**Material for the task**
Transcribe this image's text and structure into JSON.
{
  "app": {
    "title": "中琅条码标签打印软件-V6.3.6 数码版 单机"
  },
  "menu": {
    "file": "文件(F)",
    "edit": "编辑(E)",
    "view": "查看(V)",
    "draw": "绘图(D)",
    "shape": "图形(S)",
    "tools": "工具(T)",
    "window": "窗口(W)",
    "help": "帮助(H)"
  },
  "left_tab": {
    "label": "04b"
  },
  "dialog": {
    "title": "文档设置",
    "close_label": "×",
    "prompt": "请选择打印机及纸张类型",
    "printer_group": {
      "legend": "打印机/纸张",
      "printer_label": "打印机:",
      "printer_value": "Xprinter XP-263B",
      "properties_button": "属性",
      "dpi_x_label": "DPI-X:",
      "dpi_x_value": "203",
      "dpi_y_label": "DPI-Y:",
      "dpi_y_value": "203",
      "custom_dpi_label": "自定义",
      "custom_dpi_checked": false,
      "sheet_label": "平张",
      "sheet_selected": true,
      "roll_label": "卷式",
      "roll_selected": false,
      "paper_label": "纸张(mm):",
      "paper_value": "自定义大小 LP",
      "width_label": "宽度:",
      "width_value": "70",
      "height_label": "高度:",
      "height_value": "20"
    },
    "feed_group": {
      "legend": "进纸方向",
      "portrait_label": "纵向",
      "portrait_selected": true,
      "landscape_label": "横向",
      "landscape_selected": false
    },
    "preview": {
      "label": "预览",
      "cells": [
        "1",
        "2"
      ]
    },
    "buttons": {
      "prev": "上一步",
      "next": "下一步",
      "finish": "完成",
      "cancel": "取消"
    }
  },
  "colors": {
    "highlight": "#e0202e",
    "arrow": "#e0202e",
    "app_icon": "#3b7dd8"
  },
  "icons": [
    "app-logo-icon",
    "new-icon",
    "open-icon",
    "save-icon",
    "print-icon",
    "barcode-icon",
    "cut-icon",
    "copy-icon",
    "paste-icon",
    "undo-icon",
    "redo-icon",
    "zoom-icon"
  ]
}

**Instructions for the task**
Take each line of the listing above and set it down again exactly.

**Response below**
Transcribe this image's text and structure into JSON.
{
  "app": {
    "title": "中琅条码标签打印软件-V6.3.6 数码版 单机"
  },
  "menu": {
    "file": "文件(F)",
    "edit": "编辑(E)",
    "view": "查看(V)",
    "draw": "绘图(D)",
    "shape": "图形(S)",
    "tools": "工具(T)",
    "window": "窗口(W)",
    "help": "帮助(H)"
  },
  "left_tab": {
    "label": "04b"
  },
  "dialog": {
    "title": "文档设置",
    "close_label": "×",
    "prompt": "请选择打印机及纸张类型",
    "printer_group": {
      "legend": "打印机/纸张",
      "printer_label": "打印机:",
      "printer_value": "Xprinter XP-263B",
      "properties_button": "属性",
      "dpi_x_label": "DPI-X:",
      "dpi_x_value": "203",
      "dpi_y_label": "DPI-Y:",
      "dpi_y_value": "203",
      "custom_dpi_label": "自定义",
      "custom_dpi_checked": false,
      "sheet_label": "平张",
      "sheet_selected": true,
      "roll_label": "卷式",
      "roll_selected": false,
      "paper_label": "纸张(mm):",
      "paper_value": "自定义大小 LP",
      "width_label": "宽度:",
      "width_value": "70",
      "height_label": "高度:",
      "height_value": "20"
    },
    "feed_group": {
      "legend": "进纸方向",
      "portrait_label": "纵向",
      "portrait_selected": true,
      "landscape_label": "横向",
      "landscape_selected": false
    },
    "preview": {
      "label": "预览",
      "cells": [
        "1",
        "2"
      ]
    },
    "buttons": {
      "prev": "上一步",
      "next": "下一步",
      "finish": "完成",
      "cancel": "取消"
    }
  },
  "colors": {
    "highlight": "#e0202e",
    "arrow": "#e0202e",
    "app_icon": "#3b7dd8"
  },
  "icons": [
    "app-logo-icon",
    "new-icon",
    "open-icon",
    "save-icon",
    "print-icon",
    "barcode-icon",
    "cut-icon",
    "copy-icon",
    "paste-icon",
    "undo-icon",
    "redo-icon",
    "zoom-icon"
  ]
}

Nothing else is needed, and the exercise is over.